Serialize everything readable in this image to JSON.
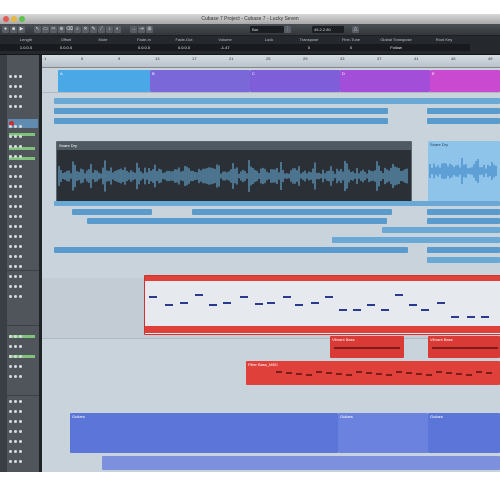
{
  "window": {
    "title": "Cubase 7 Project - Cubase 7 - Lucky Seven"
  },
  "toolbar": {
    "project_field": "Bar",
    "position_display": "45.2.2.80"
  },
  "info_line": {
    "headers": [
      "Length",
      "Offset",
      "Mute",
      "Fade-In",
      "Fade-Out",
      "Volume",
      "Lock",
      "Transpose",
      "Fine-Tune",
      "Global Transpose",
      "Root Key"
    ],
    "values": [
      "1.0.0.0",
      "0.0.0.0",
      "",
      "0.0.0.0",
      "0.0.0.0",
      "-1.47",
      "",
      "0",
      "0",
      "Follow",
      ""
    ]
  },
  "ruler": {
    "bars": [
      "1",
      "5",
      "9",
      "13",
      "17",
      "21",
      "25",
      "29",
      "33",
      "37",
      "41",
      "45",
      "49"
    ]
  },
  "parts": {
    "markers": [
      {
        "label": "A",
        "color": "#4aa8e6"
      },
      {
        "label": "B",
        "color": "#7b68d8"
      },
      {
        "label": "C",
        "color": "#7f5fd9"
      },
      {
        "label": "D",
        "color": "#a24ed8"
      },
      {
        "label": "E",
        "color": "#c94ad0"
      }
    ],
    "snare_label": "Snare Dry",
    "snare_label_2": "Snare Dry",
    "synth_label": "Vibrant Bass",
    "synth_label_2": "Vibrant Bass",
    "filter_label": "Filter Bass_MIDI",
    "guitar_label": "Guitars",
    "guitar_label_2": "Guitars",
    "guitar_label_3": "Guitars"
  },
  "colors": {
    "blue_part": "#4b95c9",
    "red_part": "#e0403a",
    "indigo_part": "#5b76d8",
    "accent": "#5f8cb0"
  }
}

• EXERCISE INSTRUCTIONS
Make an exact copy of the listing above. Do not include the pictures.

• ANSWER TO THE EXERCISE
Serialize everything readable in this image to JSON.
{
  "window": {
    "title": "Cubase 7 Project - Cubase 7 - Lucky Seven"
  },
  "toolbar": {
    "project_field": "Bar",
    "position_display": "45.2.2.80"
  },
  "info_line": {
    "headers": [
      "Length",
      "Offset",
      "Mute",
      "Fade-In",
      "Fade-Out",
      "Volume",
      "Lock",
      "Transpose",
      "Fine-Tune",
      "Global Transpose",
      "Root Key"
    ],
    "values": [
      "1.0.0.0",
      "0.0.0.0",
      "",
      "0.0.0.0",
      "0.0.0.0",
      "-1.47",
      "",
      "0",
      "0",
      "Follow",
      ""
    ]
  },
  "ruler": {
    "bars": [
      "1",
      "5",
      "9",
      "13",
      "17",
      "21",
      "25",
      "29",
      "33",
      "37",
      "41",
      "45",
      "49"
    ]
  },
  "parts": {
    "markers": [
      {
        "label": "A",
        "color": "#4aa8e6"
      },
      {
        "label": "B",
        "color": "#7b68d8"
      },
      {
        "label": "C",
        "color": "#7f5fd9"
      },
      {
        "label": "D",
        "color": "#a24ed8"
      },
      {
        "label": "E",
        "color": "#c94ad0"
      }
    ],
    "snare_label": "Snare Dry",
    "snare_label_2": "Snare Dry",
    "synth_label": "Vibrant Bass",
    "synth_label_2": "Vibrant Bass",
    "filter_label": "Filter Bass_MIDI",
    "guitar_label": "Guitars",
    "guitar_label_2": "Guitars",
    "guitar_label_3": "Guitars"
  },
  "colors": {
    "blue_part": "#4b95c9",
    "red_part": "#e0403a",
    "indigo_part": "#5b76d8",
    "accent": "#5f8cb0"
  }
}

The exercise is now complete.